*What you have to do:* If a line of the entries below includes the word "Moving", it counts; state the total and nothing further.

★ ★ ★ ★

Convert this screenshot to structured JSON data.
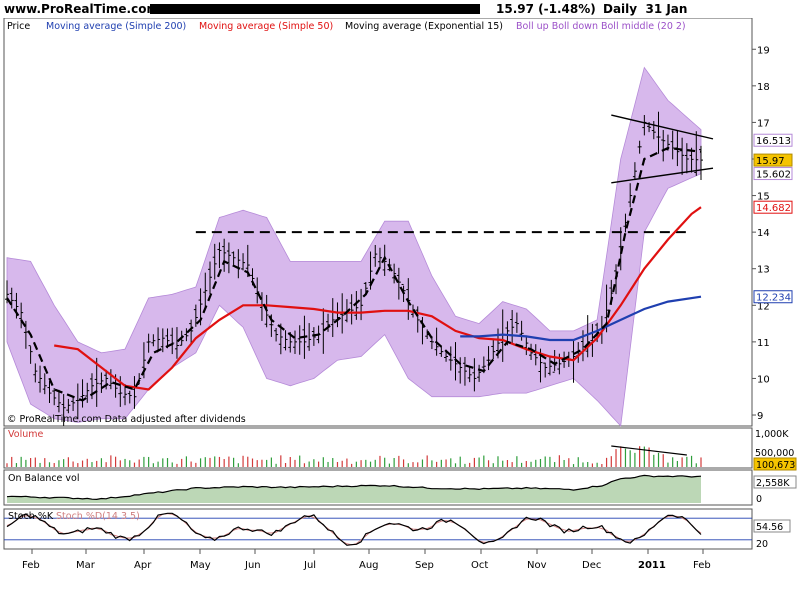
{
  "header": {
    "site": "www.ProRealTime.com",
    "quote": "15.97 (-1.48%)",
    "period": "Daily",
    "date": "31 Jan"
  },
  "legend": {
    "price": "Price",
    "ma200": "Moving average (Simple 200)",
    "ma50": "Moving average (Simple 50)",
    "ema15": "Moving average (Exponential 15)",
    "boll": "Boll up Boll down Boll middle (20 2)"
  },
  "watermark": "© ProRealTime.com  Data adjusted after dividends",
  "colors": {
    "ma200": "#1f3fb0",
    "ma50": "#e01010",
    "ema15": "#000000",
    "boll_fill": "#d7b8ec",
    "boll_line": "#b58ad8",
    "up_volume": "#2e9e3b",
    "down_volume": "#d23a3a",
    "obv_fill": "#bcd7b6",
    "stoch_k": "#000000",
    "stoch_d": "#d08080",
    "price_tag": "#f5c400"
  },
  "chart_data": [
    {
      "type": "line",
      "name": "price",
      "x_labels": [
        "Feb",
        "Mar",
        "Apr",
        "May",
        "Jun",
        "Jul",
        "Aug",
        "Sep",
        "Oct",
        "Nov",
        "Dec",
        "2011",
        "Feb"
      ],
      "ylim": [
        8.7,
        19.8
      ],
      "yticks": [
        9,
        10,
        11,
        12,
        13,
        14,
        15,
        16,
        17,
        18,
        19
      ],
      "price_close": [
        [
          0,
          12.3
        ],
        [
          3,
          11.8
        ],
        [
          6,
          10.2
        ],
        [
          9,
          9.6
        ],
        [
          12,
          9.2
        ],
        [
          15,
          9.4
        ],
        [
          18,
          9.8
        ],
        [
          21,
          10.0
        ],
        [
          24,
          9.6
        ],
        [
          27,
          9.5
        ],
        [
          30,
          11.0
        ],
        [
          33,
          11.1
        ],
        [
          36,
          10.9
        ],
        [
          39,
          11.3
        ],
        [
          42,
          12.4
        ],
        [
          45,
          13.5
        ],
        [
          48,
          13.3
        ],
        [
          51,
          13.1
        ],
        [
          54,
          12.0
        ],
        [
          57,
          11.2
        ],
        [
          60,
          11.0
        ],
        [
          63,
          11.0
        ],
        [
          66,
          11.2
        ],
        [
          69,
          11.6
        ],
        [
          72,
          11.8
        ],
        [
          75,
          12.0
        ],
        [
          78,
          13.4
        ],
        [
          81,
          13.1
        ],
        [
          84,
          12.4
        ],
        [
          87,
          11.6
        ],
        [
          90,
          11.0
        ],
        [
          93,
          10.6
        ],
        [
          96,
          10.3
        ],
        [
          99,
          10.0
        ],
        [
          102,
          10.5
        ],
        [
          105,
          11.2
        ],
        [
          108,
          11.5
        ],
        [
          111,
          10.7
        ],
        [
          114,
          10.3
        ],
        [
          117,
          10.4
        ],
        [
          120,
          10.6
        ],
        [
          123,
          11.0
        ],
        [
          126,
          11.4
        ],
        [
          129,
          12.8
        ],
        [
          132,
          15.0
        ],
        [
          135,
          17.0
        ],
        [
          138,
          16.6
        ],
        [
          141,
          16.3
        ],
        [
          144,
          16.0
        ],
        [
          147,
          15.97
        ]
      ],
      "ema15": [
        [
          0,
          12.2
        ],
        [
          5,
          11.2
        ],
        [
          10,
          9.7
        ],
        [
          16,
          9.4
        ],
        [
          22,
          9.9
        ],
        [
          27,
          9.7
        ],
        [
          31,
          10.7
        ],
        [
          36,
          11.0
        ],
        [
          41,
          11.6
        ],
        [
          46,
          13.2
        ],
        [
          51,
          12.9
        ],
        [
          56,
          11.6
        ],
        [
          61,
          11.1
        ],
        [
          66,
          11.2
        ],
        [
          71,
          11.7
        ],
        [
          76,
          12.3
        ],
        [
          80,
          13.3
        ],
        [
          85,
          12.1
        ],
        [
          90,
          11.1
        ],
        [
          96,
          10.4
        ],
        [
          101,
          10.2
        ],
        [
          106,
          11.0
        ],
        [
          111,
          10.8
        ],
        [
          116,
          10.4
        ],
        [
          122,
          10.8
        ],
        [
          127,
          11.5
        ],
        [
          131,
          14.0
        ],
        [
          135,
          16.0
        ],
        [
          140,
          16.3
        ],
        [
          147,
          16.2
        ]
      ],
      "ma50": [
        [
          10,
          10.9
        ],
        [
          15,
          10.8
        ],
        [
          20,
          10.3
        ],
        [
          25,
          9.8
        ],
        [
          30,
          9.7
        ],
        [
          35,
          10.3
        ],
        [
          40,
          11.1
        ],
        [
          45,
          11.6
        ],
        [
          50,
          12.0
        ],
        [
          55,
          12.0
        ],
        [
          60,
          11.95
        ],
        [
          65,
          11.9
        ],
        [
          70,
          11.8
        ],
        [
          75,
          11.8
        ],
        [
          80,
          11.85
        ],
        [
          85,
          11.85
        ],
        [
          90,
          11.7
        ],
        [
          95,
          11.3
        ],
        [
          100,
          11.1
        ],
        [
          105,
          11.05
        ],
        [
          110,
          10.8
        ],
        [
          115,
          10.6
        ],
        [
          120,
          10.5
        ],
        [
          125,
          11.1
        ],
        [
          130,
          12.0
        ],
        [
          135,
          13.0
        ],
        [
          140,
          13.8
        ],
        [
          145,
          14.5
        ],
        [
          147,
          14.682
        ]
      ],
      "ma200": [
        [
          96,
          11.15
        ],
        [
          100,
          11.15
        ],
        [
          105,
          11.2
        ],
        [
          110,
          11.15
        ],
        [
          115,
          11.05
        ],
        [
          120,
          11.05
        ],
        [
          125,
          11.3
        ],
        [
          130,
          11.6
        ],
        [
          135,
          11.9
        ],
        [
          140,
          12.1
        ],
        [
          147,
          12.234
        ]
      ],
      "boll_upper": [
        [
          0,
          13.3
        ],
        [
          5,
          13.2
        ],
        [
          10,
          12.0
        ],
        [
          15,
          11.0
        ],
        [
          20,
          10.7
        ],
        [
          25,
          10.8
        ],
        [
          30,
          12.2
        ],
        [
          35,
          12.3
        ],
        [
          40,
          12.5
        ],
        [
          45,
          14.4
        ],
        [
          50,
          14.6
        ],
        [
          55,
          14.4
        ],
        [
          60,
          13.2
        ],
        [
          65,
          13.2
        ],
        [
          70,
          13.2
        ],
        [
          75,
          13.2
        ],
        [
          80,
          14.3
        ],
        [
          85,
          14.3
        ],
        [
          90,
          12.8
        ],
        [
          95,
          11.7
        ],
        [
          100,
          11.5
        ],
        [
          105,
          12.1
        ],
        [
          110,
          11.9
        ],
        [
          115,
          11.3
        ],
        [
          120,
          11.3
        ],
        [
          125,
          11.6
        ],
        [
          130,
          16.0
        ],
        [
          135,
          18.5
        ],
        [
          140,
          17.6
        ],
        [
          147,
          16.8
        ]
      ],
      "boll_lower": [
        [
          0,
          11.0
        ],
        [
          5,
          9.3
        ],
        [
          10,
          8.9
        ],
        [
          15,
          8.8
        ],
        [
          20,
          8.9
        ],
        [
          25,
          8.9
        ],
        [
          30,
          9.7
        ],
        [
          35,
          10.3
        ],
        [
          40,
          10.7
        ],
        [
          45,
          12.0
        ],
        [
          50,
          11.4
        ],
        [
          55,
          10.0
        ],
        [
          60,
          9.8
        ],
        [
          65,
          10.0
        ],
        [
          70,
          10.5
        ],
        [
          75,
          10.6
        ],
        [
          80,
          11.2
        ],
        [
          85,
          10.0
        ],
        [
          90,
          9.5
        ],
        [
          95,
          9.5
        ],
        [
          100,
          9.5
        ],
        [
          105,
          9.6
        ],
        [
          110,
          9.6
        ],
        [
          115,
          9.8
        ],
        [
          120,
          10.0
        ],
        [
          125,
          9.4
        ],
        [
          130,
          8.7
        ],
        [
          135,
          14.0
        ],
        [
          140,
          15.2
        ],
        [
          147,
          15.6
        ]
      ],
      "annotations": {
        "resistance": 14.0,
        "triangle_top": [
          [
            128,
            17.2
          ],
          [
            147,
            16.55
          ]
        ],
        "triangle_bottom": [
          [
            128,
            15.35
          ],
          [
            147,
            15.75
          ]
        ]
      },
      "right_labels": [
        {
          "value": 16.513,
          "text": "16.513"
        },
        {
          "value": 15.97,
          "text": "15.97"
        },
        {
          "value": 15.602,
          "text": "15.602"
        },
        {
          "value": 14.682,
          "text": "14.682"
        },
        {
          "value": 12.234,
          "text": "12.234"
        }
      ]
    },
    {
      "type": "bar",
      "name": "volume",
      "title": "Volume",
      "yticks": [
        "1,000K",
        "500,000"
      ],
      "last_value": "100,673",
      "ymax": 1000
    },
    {
      "type": "area",
      "name": "on_balance_volume",
      "title": "On Balance vol",
      "yticks": [
        "2,558K",
        "0"
      ],
      "values": [
        [
          0,
          0.25
        ],
        [
          10,
          0.2
        ],
        [
          20,
          0.15
        ],
        [
          30,
          0.35
        ],
        [
          40,
          0.55
        ],
        [
          50,
          0.6
        ],
        [
          60,
          0.58
        ],
        [
          70,
          0.62
        ],
        [
          80,
          0.65
        ],
        [
          90,
          0.55
        ],
        [
          100,
          0.52
        ],
        [
          110,
          0.55
        ],
        [
          120,
          0.5
        ],
        [
          126,
          0.65
        ],
        [
          130,
          0.9
        ],
        [
          135,
          1.0
        ],
        [
          147,
          0.98
        ]
      ]
    },
    {
      "type": "line",
      "name": "stochastic",
      "title": "Stoch %K",
      "subtitle": "Stoch %D(14 3 5)",
      "ylim": [
        0,
        100
      ],
      "bands": [
        20,
        80
      ],
      "last_value": "54.56",
      "last_value_2": "20"
    }
  ]
}
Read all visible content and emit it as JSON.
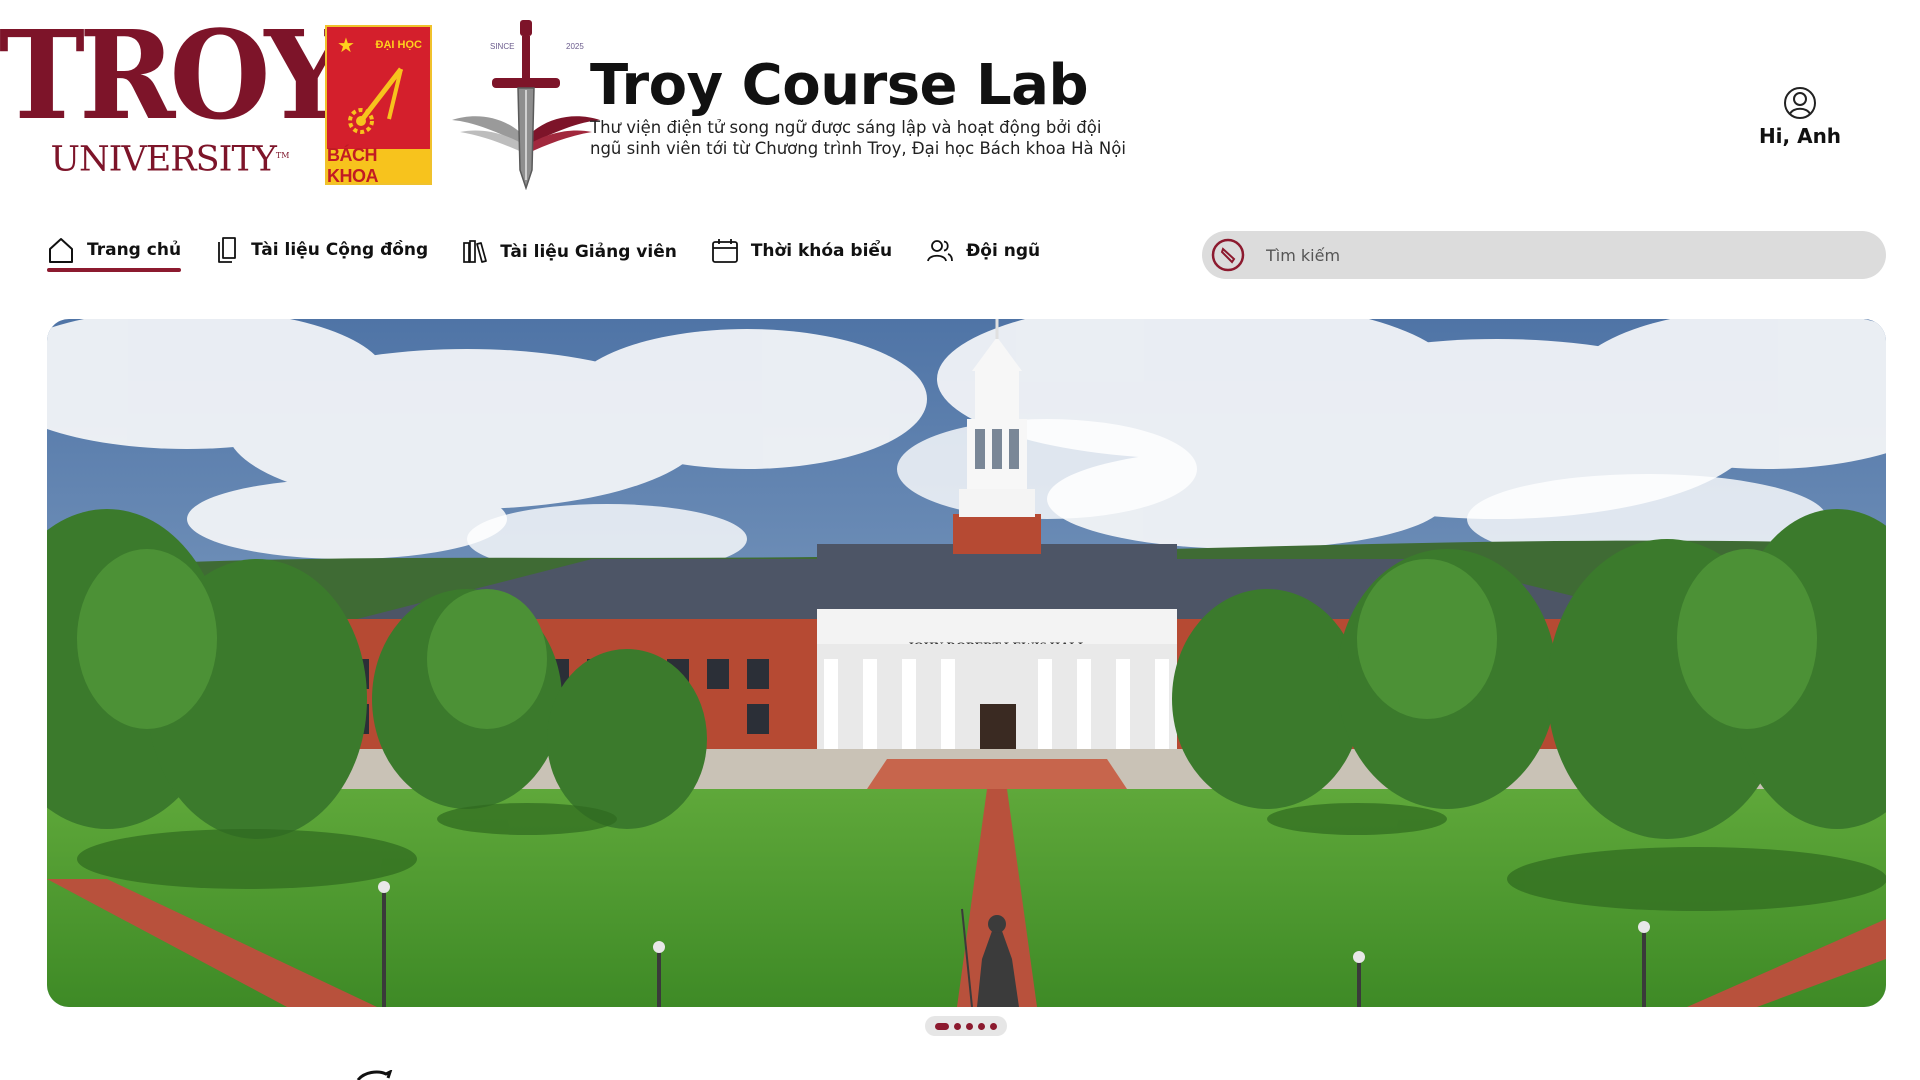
{
  "logos": {
    "troy_word": "TROY",
    "troy_university": "UNIVERSITY",
    "troy_tm": "TM",
    "bk_top": "ĐẠI HỌC",
    "bk_bottom": "BÁCH KHOA",
    "sword_since": "SINCE",
    "sword_year": "2025"
  },
  "brand": {
    "title": "Troy Course Lab",
    "subtitle": "Thư viện điện tử song ngữ được sáng lập và hoạt động bởi đội ngũ sinh viên tới từ Chương trình Troy, Đại học Bách khoa Hà Nội"
  },
  "user": {
    "greeting": "Hi, Anh",
    "icon": "user-circle-icon"
  },
  "nav": {
    "items": [
      {
        "label": "Trang chủ",
        "icon": "home-icon",
        "active": true
      },
      {
        "label": "Tài liệu Cộng đồng",
        "icon": "documents-icon",
        "active": false
      },
      {
        "label": "Tài liệu Giảng viên",
        "icon": "library-icon",
        "active": false
      },
      {
        "label": "Thời khóa biểu",
        "icon": "calendar-icon",
        "active": false
      },
      {
        "label": "Đội ngũ",
        "icon": "team-icon",
        "active": false
      }
    ]
  },
  "search": {
    "placeholder": "Tìm kiếm",
    "value": ""
  },
  "hero": {
    "building_sign": "JOHN ROBERT LEWIS HALL",
    "slides_total": 5,
    "current_slide": 1
  },
  "colors": {
    "brand": "#8c1a2f",
    "troy_maroon": "#7d1429",
    "search_bg": "#dcdcdc"
  }
}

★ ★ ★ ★

*Solution for this problem:* 3